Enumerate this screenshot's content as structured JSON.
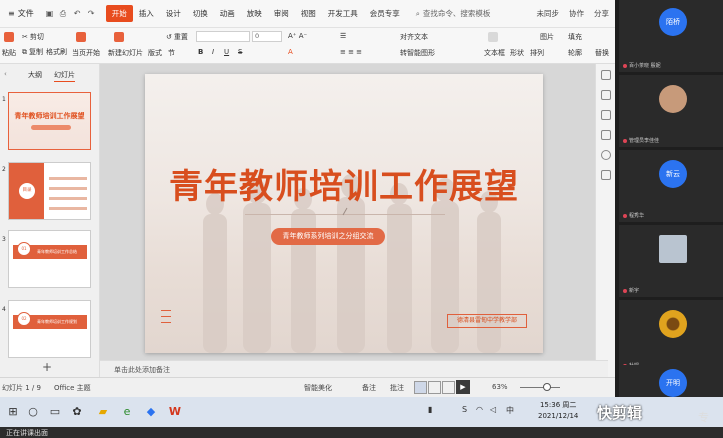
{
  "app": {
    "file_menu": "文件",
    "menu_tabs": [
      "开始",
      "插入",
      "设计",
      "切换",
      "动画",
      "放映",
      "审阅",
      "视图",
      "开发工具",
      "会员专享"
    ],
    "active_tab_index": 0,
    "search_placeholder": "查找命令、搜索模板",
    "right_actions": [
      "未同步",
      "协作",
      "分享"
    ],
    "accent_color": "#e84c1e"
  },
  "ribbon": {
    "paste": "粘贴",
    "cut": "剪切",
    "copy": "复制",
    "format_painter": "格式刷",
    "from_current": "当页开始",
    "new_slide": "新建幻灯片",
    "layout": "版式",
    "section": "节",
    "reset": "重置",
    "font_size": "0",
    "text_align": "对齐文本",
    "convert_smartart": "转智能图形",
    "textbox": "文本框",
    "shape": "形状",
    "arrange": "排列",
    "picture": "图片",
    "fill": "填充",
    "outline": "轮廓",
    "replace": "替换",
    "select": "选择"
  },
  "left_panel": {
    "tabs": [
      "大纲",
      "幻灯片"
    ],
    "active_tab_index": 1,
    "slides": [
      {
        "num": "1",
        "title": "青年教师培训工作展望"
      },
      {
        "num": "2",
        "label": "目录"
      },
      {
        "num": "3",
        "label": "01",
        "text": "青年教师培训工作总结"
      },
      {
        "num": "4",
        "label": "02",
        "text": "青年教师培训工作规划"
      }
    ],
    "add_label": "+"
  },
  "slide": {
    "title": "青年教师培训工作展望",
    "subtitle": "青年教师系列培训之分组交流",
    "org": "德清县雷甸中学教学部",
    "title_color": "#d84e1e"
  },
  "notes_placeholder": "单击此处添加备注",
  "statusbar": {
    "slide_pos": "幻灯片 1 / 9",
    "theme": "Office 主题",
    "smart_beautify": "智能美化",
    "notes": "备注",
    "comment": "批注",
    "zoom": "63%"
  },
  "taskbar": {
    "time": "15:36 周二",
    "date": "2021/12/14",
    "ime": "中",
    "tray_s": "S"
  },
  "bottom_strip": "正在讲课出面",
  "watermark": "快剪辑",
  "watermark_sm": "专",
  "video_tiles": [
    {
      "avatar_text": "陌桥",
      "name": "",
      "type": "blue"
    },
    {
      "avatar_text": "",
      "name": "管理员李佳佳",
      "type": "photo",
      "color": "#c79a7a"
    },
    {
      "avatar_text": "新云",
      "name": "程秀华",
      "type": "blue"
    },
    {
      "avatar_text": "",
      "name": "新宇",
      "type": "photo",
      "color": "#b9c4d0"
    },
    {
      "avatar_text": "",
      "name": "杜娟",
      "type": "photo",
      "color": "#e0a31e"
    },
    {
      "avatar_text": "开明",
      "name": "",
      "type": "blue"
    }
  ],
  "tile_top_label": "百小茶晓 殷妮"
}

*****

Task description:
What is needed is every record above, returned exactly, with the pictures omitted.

Solution to the exercise:
Enumerate this screenshot's content as structured JSON.
{
  "app": {
    "file_menu": "文件",
    "menu_tabs": [
      "开始",
      "插入",
      "设计",
      "切换",
      "动画",
      "放映",
      "审阅",
      "视图",
      "开发工具",
      "会员专享"
    ],
    "active_tab_index": 0,
    "search_placeholder": "查找命令、搜索模板",
    "right_actions": [
      "未同步",
      "协作",
      "分享"
    ],
    "accent_color": "#e84c1e"
  },
  "ribbon": {
    "paste": "粘贴",
    "cut": "剪切",
    "copy": "复制",
    "format_painter": "格式刷",
    "from_current": "当页开始",
    "new_slide": "新建幻灯片",
    "layout": "版式",
    "section": "节",
    "reset": "重置",
    "font_size": "0",
    "text_align": "对齐文本",
    "convert_smartart": "转智能图形",
    "textbox": "文本框",
    "shape": "形状",
    "arrange": "排列",
    "picture": "图片",
    "fill": "填充",
    "outline": "轮廓",
    "replace": "替换",
    "select": "选择"
  },
  "left_panel": {
    "tabs": [
      "大纲",
      "幻灯片"
    ],
    "active_tab_index": 1,
    "slides": [
      {
        "num": "1",
        "title": "青年教师培训工作展望"
      },
      {
        "num": "2",
        "label": "目录"
      },
      {
        "num": "3",
        "label": "01",
        "text": "青年教师培训工作总结"
      },
      {
        "num": "4",
        "label": "02",
        "text": "青年教师培训工作规划"
      }
    ],
    "add_label": "+"
  },
  "slide": {
    "title": "青年教师培训工作展望",
    "subtitle": "青年教师系列培训之分组交流",
    "org": "德清县雷甸中学教学部",
    "title_color": "#d84e1e"
  },
  "notes_placeholder": "单击此处添加备注",
  "statusbar": {
    "slide_pos": "幻灯片 1 / 9",
    "theme": "Office 主题",
    "smart_beautify": "智能美化",
    "notes": "备注",
    "comment": "批注",
    "zoom": "63%"
  },
  "taskbar": {
    "time": "15:36 周二",
    "date": "2021/12/14",
    "ime": "中",
    "tray_s": "S"
  },
  "bottom_strip": "正在讲课出面",
  "watermark": "快剪辑",
  "watermark_sm": "专",
  "video_tiles": [
    {
      "avatar_text": "陌桥",
      "name": "",
      "type": "blue"
    },
    {
      "avatar_text": "",
      "name": "管理员李佳佳",
      "type": "photo",
      "color": "#c79a7a"
    },
    {
      "avatar_text": "新云",
      "name": "程秀华",
      "type": "blue"
    },
    {
      "avatar_text": "",
      "name": "新宇",
      "type": "photo",
      "color": "#b9c4d0"
    },
    {
      "avatar_text": "",
      "name": "杜娟",
      "type": "photo",
      "color": "#e0a31e"
    },
    {
      "avatar_text": "开明",
      "name": "",
      "type": "blue"
    }
  ],
  "tile_top_label": "百小茶晓 殷妮"
}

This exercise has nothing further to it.